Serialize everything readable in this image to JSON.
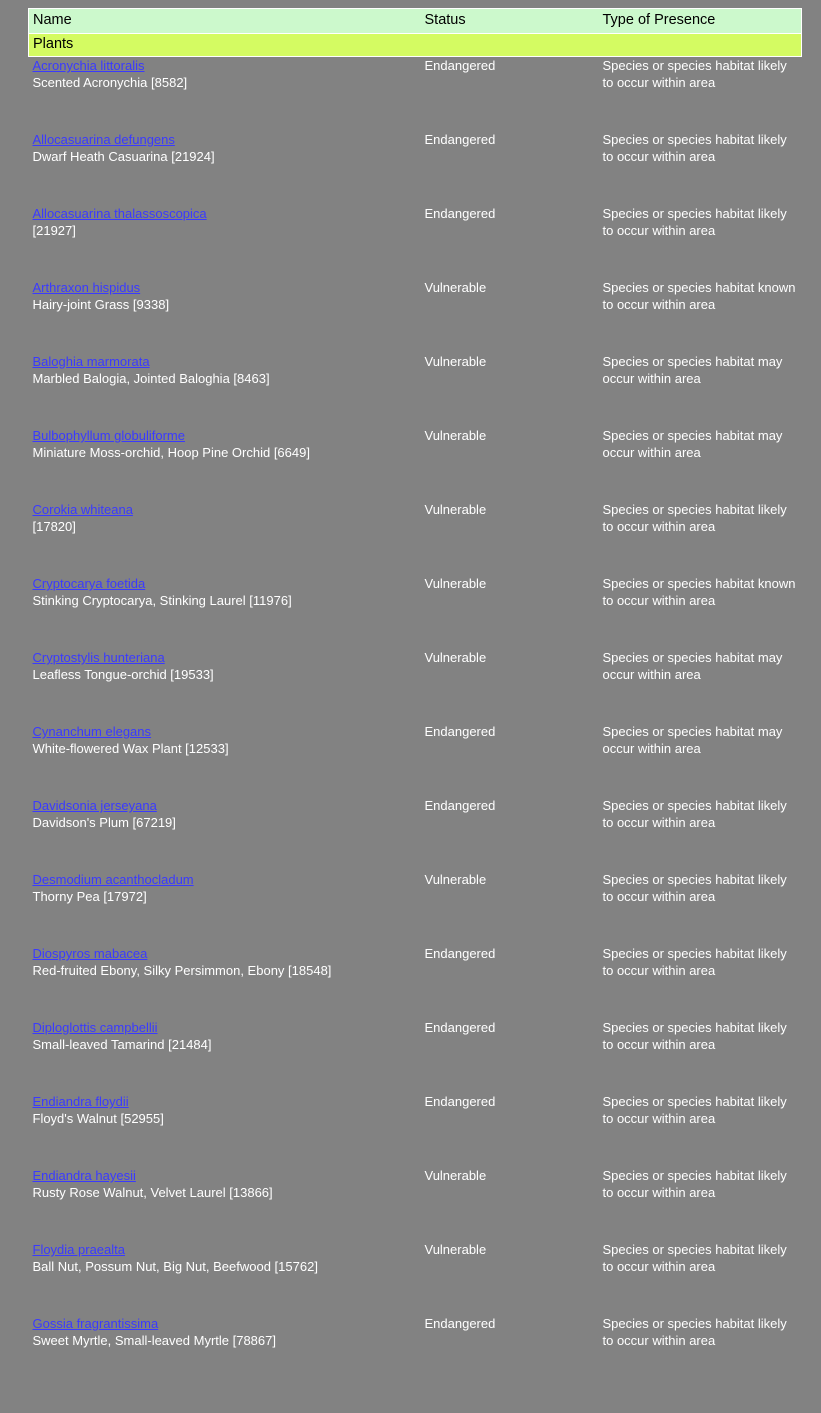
{
  "colors": {
    "page_background": "#828282",
    "header_background": "#ccf9cc",
    "group_row_background": "#d4fb62",
    "link_color": "#3a3aff",
    "body_text_color": "#ffffff",
    "header_text_color": "#000000"
  },
  "table": {
    "columns": [
      {
        "key": "name",
        "label": "Name"
      },
      {
        "key": "status",
        "label": "Status"
      },
      {
        "key": "presence",
        "label": "Type of Presence"
      }
    ],
    "group_label": "Plants",
    "rows": [
      {
        "scientific_name": "Acronychia littoralis",
        "common_name": "Scented Acronychia [8582]",
        "status": "Endangered",
        "presence": "Species or species habitat likely to occur within area"
      },
      {
        "scientific_name": "Allocasuarina defungens",
        "common_name": "Dwarf Heath Casuarina [21924]",
        "status": "Endangered",
        "presence": "Species or species habitat likely to occur within area"
      },
      {
        "scientific_name": "Allocasuarina thalassoscopica",
        "common_name": " [21927]",
        "status": "Endangered",
        "presence": "Species or species habitat likely to occur within area"
      },
      {
        "scientific_name": "Arthraxon hispidus",
        "common_name": "Hairy-joint Grass [9338]",
        "status": "Vulnerable",
        "presence": "Species or species habitat known to occur within area"
      },
      {
        "scientific_name": "Baloghia marmorata",
        "common_name": "Marbled Balogia, Jointed Baloghia [8463]",
        "status": "Vulnerable",
        "presence": "Species or species habitat may occur within area"
      },
      {
        "scientific_name": "Bulbophyllum globuliforme",
        "common_name": "Miniature Moss-orchid, Hoop Pine Orchid [6649]",
        "status": "Vulnerable",
        "presence": "Species or species habitat may occur within area"
      },
      {
        "scientific_name": "Corokia whiteana",
        "common_name": " [17820]",
        "status": "Vulnerable",
        "presence": "Species or species habitat likely to occur within area"
      },
      {
        "scientific_name": "Cryptocarya foetida",
        "common_name": "Stinking Cryptocarya, Stinking Laurel [11976]",
        "status": "Vulnerable",
        "presence": "Species or species habitat known to occur within area"
      },
      {
        "scientific_name": "Cryptostylis hunteriana",
        "common_name": "Leafless Tongue-orchid [19533]",
        "status": "Vulnerable",
        "presence": "Species or species habitat may occur within area"
      },
      {
        "scientific_name": "Cynanchum elegans",
        "common_name": "White-flowered Wax Plant [12533]",
        "status": "Endangered",
        "presence": "Species or species habitat may occur within area"
      },
      {
        "scientific_name": "Davidsonia jerseyana",
        "common_name": "Davidson's Plum [67219]",
        "status": "Endangered",
        "presence": "Species or species habitat likely to occur within area"
      },
      {
        "scientific_name": "Desmodium acanthocladum",
        "common_name": "Thorny Pea [17972]",
        "status": "Vulnerable",
        "presence": "Species or species habitat likely to occur within area"
      },
      {
        "scientific_name": "Diospyros mabacea",
        "common_name": "Red-fruited Ebony, Silky Persimmon, Ebony [18548]",
        "status": "Endangered",
        "presence": "Species or species habitat likely to occur within area"
      },
      {
        "scientific_name": "Diploglottis campbellii",
        "common_name": "Small-leaved Tamarind [21484]",
        "status": "Endangered",
        "presence": "Species or species habitat likely to occur within area"
      },
      {
        "scientific_name": "Endiandra floydii",
        "common_name": "Floyd's Walnut [52955]",
        "status": "Endangered",
        "presence": "Species or species habitat likely to occur within area"
      },
      {
        "scientific_name": "Endiandra hayesii",
        "common_name": "Rusty Rose Walnut, Velvet Laurel [13866]",
        "status": "Vulnerable",
        "presence": "Species or species habitat likely to occur within area"
      },
      {
        "scientific_name": "Floydia praealta",
        "common_name": "Ball Nut, Possum Nut, Big Nut, Beefwood [15762]",
        "status": "Vulnerable",
        "presence": "Species or species habitat likely to occur within area"
      },
      {
        "scientific_name": "Gossia fragrantissima",
        "common_name": "Sweet Myrtle, Small-leaved Myrtle [78867]",
        "status": "Endangered",
        "presence": "Species or species habitat likely to occur within area"
      }
    ]
  }
}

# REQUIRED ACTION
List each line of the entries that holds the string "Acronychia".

# RESPONSE AREA
        "scientific_name": "Acronychia littoralis",
        "common_name": "Scented Acronychia [8582]",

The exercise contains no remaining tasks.